large table with row number
tpce.dbo.CASH_TRANSACTION -- 1133213691
tpce.dbo.HOLDING_HISTORY -- 1650647232
tpce.dbo.SETTLEMENT -- 1231739748
tpce.dbo.TRADE -- 1231782525
tpce.dbo.TRADE_HISTORY -- 3110403022
partitioning functions and scheme
CREATE PARTITION FUNCTION ufn_tpce_broker_separater(bigint)
AS RANGE LEFT FOR VALUES (200000165000000,200000330000000,200000495000000,200000660000000,200000825000000,200000990000000,2000001155000000,2000001320000000,2000001485000000)
CREATE PARTITION SCHEME sch_tpce_broker_separater
AS PARTITION ufn_tpce_broker_separater TO
(broker_fg, broker_fg2, broker_fg3,broker_fg4, broker_fg5, broker_fg6,broker_fg7, broker_fg8, broker_fg9,broker_fg10)
Let me know your storage configuration, SQL server version and query pattern (to find lowest element to partition data) ? I had experianced a better performance using data partition for a database of size 600 GB.
Ananth Ramasamy Meenachi (www.msarm.com)
Interesting.. is this SQL Server 2005? If so, have you looked at the degree of parallelism you are getting? If your table is partitioned, SQL Server 2005 will only use one thread per partition if your query touches more than one partition (see Data Warehouse Query Performance, jump to the section starting "Say we have a fact table.." if you are in a hurry). Are your No of files = number of CPUs?
You can get a quick overview of the degree of parallelism you are getting for various queries with the following query:
Elisabeth Rédei | www.sqlserverland.com | MCITP, MCT | http://www.linkedin.com/elisabethredei
Sometime table partitioning beneficial for the increasing performance of server. Its totally depends upon your setup and using queries.
(Database gurus please guide me if I am wrong....)
1) If you have 3-4 major tables in one file and application have lot of trisection over that tables that means the system have lot of IO on that file. If you separate that table into the different file and kept it into different disk (If you have more disk in your environment), that means you are break that IO into disk and got good performance compare with previous.

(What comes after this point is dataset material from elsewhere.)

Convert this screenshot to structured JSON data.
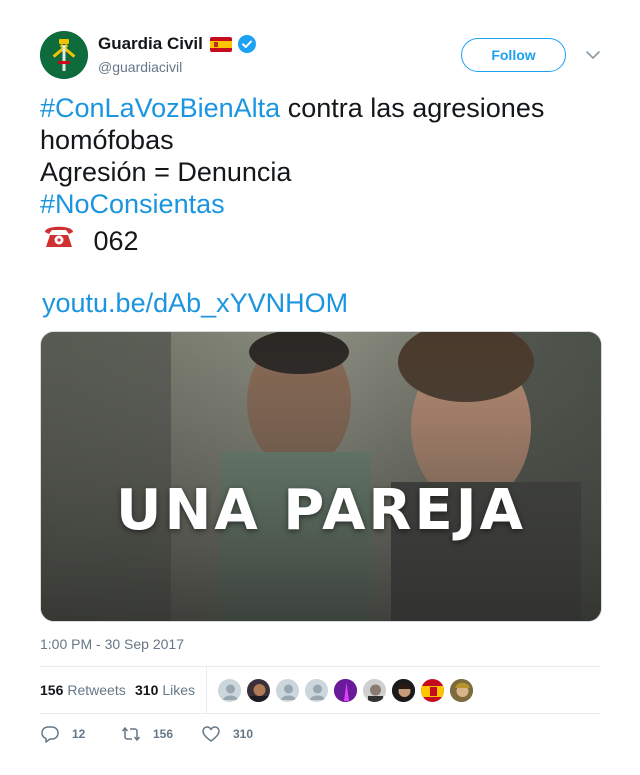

2) If you are using a quarry that takes 3-4 joints b/w different tables and that tables are located on different files or on disk. In that case it will be beneficial to combine that tables in single file or filegroup.
- Edited by Deepak_Goyal Wednesday, April 01, 2009 10:04 AM
You are correct Deepak!. Previous test used same physical LUN for ten partitions. We I used physical separate LUNs, which means the ten partitions located on different LUNs and different BUS/Enclosures, the performance was increased greatly (tpsE=1220 and response time %tile constraint is satisfied completely) . I also tested metaLUN to stripe the data in storage level, which can stripe data to more disk drives so that the data is more dispersed. As for tpc-e test the read versus write ratio is about 8:1. Therefore RAID level can be take into consideration to advance better IO performance.
So I think the table partitioning can really bring benefits to OLTP application such like tpc-e, but I have to say keep testing before making conclusion;-)